In the blistering +35C heat 5,000 to 10,000 Berliners danced their way the through Berlin's streets Saturday July 10 to protest a massive urban renewal project called Mediaspree. Rocking to bass-heavy club beats Berlin's working poor, students, artists and squatters made a statement that Berlin belongs to them and not real estate developers intent on developing a huge area in the former east Berlin districts of Friedrichshain and Kreuzberg on either side of the Spree River.
"Poor is sexy, Rich is ugly" one woman marcher wrote all over her near naked body, a very public statement celebrating the sometimes bewildering variety of lifestyle choices that makes Berlin the must-see city of Europe for every backpacker.
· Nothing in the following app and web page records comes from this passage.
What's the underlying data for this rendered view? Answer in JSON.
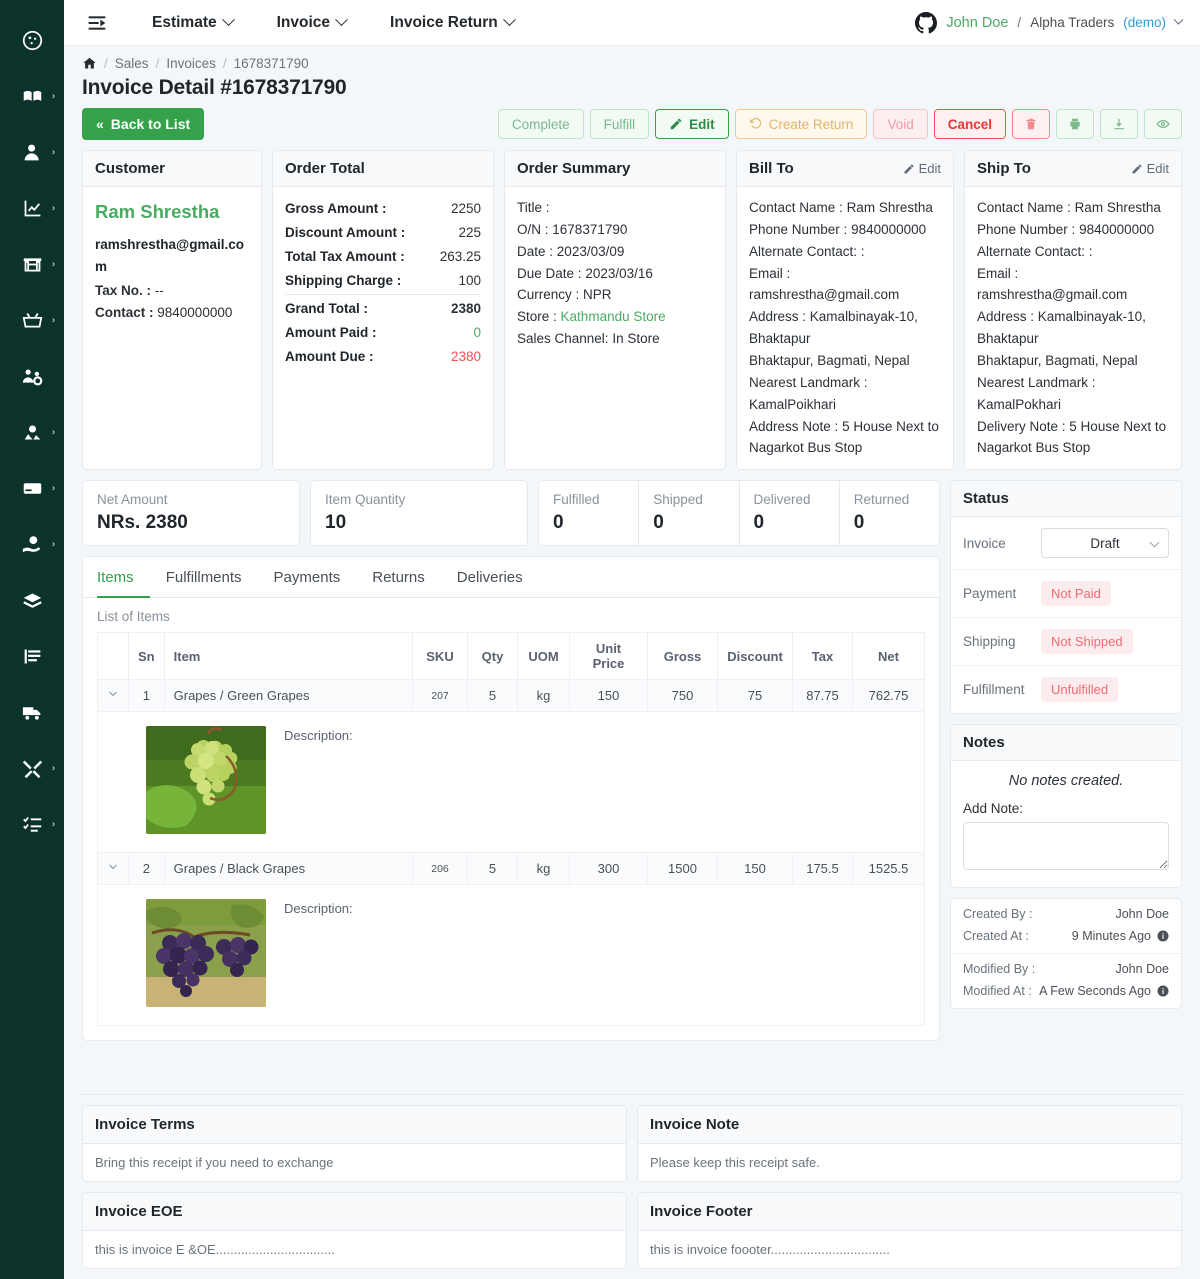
{
  "sidebar": {
    "items": [
      {
        "name": "dashboard",
        "icon": "dashboard-icon",
        "has_caret": false
      },
      {
        "name": "catalog",
        "icon": "book-icon",
        "has_caret": true
      },
      {
        "name": "customers",
        "icon": "user-icon",
        "has_caret": true
      },
      {
        "name": "reports",
        "icon": "chart-line-icon",
        "has_caret": true
      },
      {
        "name": "store",
        "icon": "store-icon",
        "has_caret": true
      },
      {
        "name": "sales",
        "icon": "basket-icon",
        "has_caret": true
      },
      {
        "name": "staff",
        "icon": "users-gear-icon",
        "has_caret": false
      },
      {
        "name": "suppliers",
        "icon": "people-icon",
        "has_caret": true
      },
      {
        "name": "payments",
        "icon": "card-icon",
        "has_caret": true
      },
      {
        "name": "expenses",
        "icon": "hand-money-icon",
        "has_caret": false
      },
      {
        "name": "inventory",
        "icon": "layers-icon",
        "has_caret": false
      },
      {
        "name": "accounting",
        "icon": "ledger-icon",
        "has_caret": false
      },
      {
        "name": "shipping",
        "icon": "truck-icon",
        "has_caret": false
      },
      {
        "name": "tools",
        "icon": "tools-icon",
        "has_caret": true
      },
      {
        "name": "tasks",
        "icon": "checklist-icon",
        "has_caret": true
      }
    ]
  },
  "topbar": {
    "fold_icon": "menu-fold-icon",
    "nav": [
      {
        "label": "Estimate",
        "has_chevron": true
      },
      {
        "label": "Invoice",
        "has_chevron": true
      },
      {
        "label": "Invoice Return",
        "has_chevron": true
      }
    ],
    "user": {
      "avatar_icon": "github-icon",
      "name": "John Doe",
      "separator": "/",
      "org": "Alpha Traders",
      "demo": "(demo)"
    }
  },
  "breadcrumb": {
    "home_icon": "home-icon",
    "items": [
      "Sales",
      "Invoices",
      "1678371790"
    ]
  },
  "page_title": "Invoice Detail #1678371790",
  "actions": {
    "back_label": "Back to List",
    "buttons": [
      {
        "label": "Complete",
        "style": "muted-green",
        "icon": null
      },
      {
        "label": "Fulfill",
        "style": "muted-green",
        "icon": null
      },
      {
        "label": "Edit",
        "style": "solid-green",
        "icon": "pencil-icon"
      },
      {
        "label": "Create Return",
        "style": "warn",
        "icon": "undo-icon"
      },
      {
        "label": "Void",
        "style": "pink",
        "icon": null
      },
      {
        "label": "Cancel",
        "style": "red",
        "icon": null
      },
      {
        "label": "",
        "style": "icon-red",
        "icon": "trash-icon"
      },
      {
        "label": "",
        "style": "icon-green",
        "icon": "print-icon"
      },
      {
        "label": "",
        "style": "icon-green",
        "icon": "download-icon"
      },
      {
        "label": "",
        "style": "icon-green",
        "icon": "eye-icon"
      }
    ]
  },
  "customer": {
    "title": "Customer",
    "name": "Ram Shrestha",
    "email": "ramshrestha@gmail.com",
    "tax_label": "Tax No. :",
    "tax_value": "--",
    "contact_label": "Contact :",
    "contact_value": "9840000000"
  },
  "order_total": {
    "title": "Order Total",
    "lines": [
      {
        "label": "Gross Amount :",
        "value": "2250",
        "color": ""
      },
      {
        "label": "Discount Amount :",
        "value": "225",
        "color": ""
      },
      {
        "label": "Total Tax Amount :",
        "value": "263.25",
        "color": ""
      },
      {
        "label": "Shipping Charge :",
        "value": "100",
        "color": ""
      },
      {
        "label": "Grand Total :",
        "value": "2380",
        "color": "",
        "divider": true
      },
      {
        "label": "Amount Paid :",
        "value": "0",
        "color": "green"
      },
      {
        "label": "Amount Due :",
        "value": "2380",
        "color": "red"
      }
    ]
  },
  "order_summary": {
    "title": "Order Summary",
    "lines": [
      {
        "label": "Title :",
        "value": ""
      },
      {
        "label": "O/N :",
        "value": "1678371790"
      },
      {
        "label": "Date :",
        "value": "2023/03/09"
      },
      {
        "label": "Due Date :",
        "value": "2023/03/16"
      },
      {
        "label": "Currency :",
        "value": "NPR"
      },
      {
        "label": "Store :",
        "value": "Kathmandu Store",
        "link": true
      },
      {
        "label": "Sales Channel:",
        "value": "In Store"
      }
    ]
  },
  "bill_to": {
    "title": "Bill To",
    "edit_label": "Edit",
    "lines": [
      {
        "label": "Contact Name :",
        "value": "Ram Shrestha"
      },
      {
        "label": "Phone Number :",
        "value": "9840000000"
      },
      {
        "label": "Alternate Contact: :",
        "value": ""
      },
      {
        "label": "Email :",
        "value": "ramshrestha@gmail.com"
      },
      {
        "label": "Address :",
        "value": "Kamalbinayak-10, Bhaktapur"
      },
      {
        "label": "",
        "value": "Bhaktapur, Bagmati, Nepal",
        "plain": true
      },
      {
        "label": "Nearest Landmark :",
        "value": "KamalPoikhari"
      },
      {
        "label": "Address Note :",
        "value": "5 House Next to Nagarkot Bus Stop"
      }
    ]
  },
  "ship_to": {
    "title": "Ship To",
    "edit_label": "Edit",
    "lines": [
      {
        "label": "Contact Name :",
        "value": "Ram Shrestha"
      },
      {
        "label": "Phone Number :",
        "value": "9840000000"
      },
      {
        "label": "Alternate Contact: :",
        "value": ""
      },
      {
        "label": "Email :",
        "value": "ramshrestha@gmail.com"
      },
      {
        "label": "Address :",
        "value": "Kamalbinayak-10, Bhaktapur"
      },
      {
        "label": "",
        "value": "Bhaktapur, Bagmati, Nepal",
        "plain": true
      },
      {
        "label": "Nearest Landmark :",
        "value": "KamalPokhari"
      },
      {
        "label": "Delivery Note :",
        "value": "5 House Next to Nagarkot Bus Stop"
      }
    ]
  },
  "stats": {
    "net_amount": {
      "label": "Net Amount",
      "value": "NRs. 2380"
    },
    "item_quantity": {
      "label": "Item Quantity",
      "value": "10"
    },
    "quad": [
      {
        "label": "Fulfilled",
        "value": "0"
      },
      {
        "label": "Shipped",
        "value": "0"
      },
      {
        "label": "Delivered",
        "value": "0"
      },
      {
        "label": "Returned",
        "value": "0"
      }
    ]
  },
  "tabs": [
    {
      "label": "Items",
      "active": true
    },
    {
      "label": "Fulfillments",
      "active": false
    },
    {
      "label": "Payments",
      "active": false
    },
    {
      "label": "Returns",
      "active": false
    },
    {
      "label": "Deliveries",
      "active": false
    }
  ],
  "items_panel": {
    "list_label": "List of Items",
    "columns": [
      "",
      "Sn",
      "Item",
      "SKU",
      "Qty",
      "UOM",
      "Unit Price",
      "Gross",
      "Discount",
      "Tax",
      "Net"
    ],
    "description_label": "Description:",
    "rows": [
      {
        "sn": "1",
        "item": "Grapes / Green Grapes",
        "sku": "207",
        "qty": "5",
        "uom": "kg",
        "unit_price": "150",
        "gross": "750",
        "discount": "75",
        "tax": "87.75",
        "net": "762.75",
        "thumb": "green-grapes-photo",
        "description": ""
      },
      {
        "sn": "2",
        "item": "Grapes / Black Grapes",
        "sku": "206",
        "qty": "5",
        "uom": "kg",
        "unit_price": "300",
        "gross": "1500",
        "discount": "150",
        "tax": "175.5",
        "net": "1525.5",
        "thumb": "black-grapes-photo",
        "description": ""
      }
    ]
  },
  "status_panel": {
    "title": "Status",
    "invoice_label": "Invoice",
    "invoice_value": "Draft",
    "payment_label": "Payment",
    "payment_value": "Not Paid",
    "shipping_label": "Shipping",
    "shipping_value": "Not Shipped",
    "fulfillment_label": "Fulfillment",
    "fulfillment_value": "Unfulfilled"
  },
  "notes_panel": {
    "title": "Notes",
    "empty_text": "No notes created.",
    "add_label": "Add Note:",
    "textarea_value": ""
  },
  "meta": {
    "created_by_label": "Created By :",
    "created_by_value": "John Doe",
    "created_at_label": "Created At :",
    "created_at_value": "9 Minutes Ago",
    "modified_by_label": "Modified By :",
    "modified_by_value": "John Doe",
    "modified_at_label": "Modified At :",
    "modified_at_value": "A Few Seconds Ago"
  },
  "bottom_cards": [
    {
      "title": "Invoice Terms",
      "body": "Bring this receipt if you need to exchange"
    },
    {
      "title": "Invoice Note",
      "body": "Please keep this receipt safe."
    },
    {
      "title": "Invoice EOE",
      "body": "this is invoice E &OE................................."
    },
    {
      "title": "Invoice Footer",
      "body": "this is invoice foooter................................."
    }
  ],
  "colors": {
    "sidebar_bg": "#0c332b",
    "accent_green": "#35a14a",
    "link_green": "#4bab62",
    "danger_red": "#ef5350",
    "page_bg": "#f4f7fa"
  }
}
Sexy but bankrupt Berlin badly needs the money the Mediaspree development could bring. First proposed in 2005 the massive development of new apartments and office blocks is designed to attract a tens of thousands of media-savy young professionals to work and play along the banks of the Spree river. The big attraction for developers is the very low real east prices in this part of the former east Berlin. But that's also why the area is occupied by low income families, students, immigrants and artists making it one the most interesting areas of a unique city.
With the development announcement in 2005, residents of one the oldest squats (abandoned buildings occupied by squatters) started a initiative called "Flood Mediaspree". Having no illusions they can stop construction completely, the aim is to preserve buildings from privatization, ensure that office buildings cannot be built within fifty meters of the river so that the public will continue to have access and community use along both sides of the river.
Calling on the creativity and diversity of the local people, the "Flood Mediaspree" movement promotes awareness of the need to balance private development and public space. The highlight of this awareness effort is the noisy, colourful "demo-parade" where for the past three years the residents of Friedrichshain and Kruezberg dance through the city in home-made costumes behind techno music-thumping floats in a celebration of creativity and enjoyment of community.
For almost a half century East Berlin's citizens were blocked from the river by the Berlin Wall. Twenty years after the fall of the wall, some Berliners want to ensure that a new barrier does not take its place.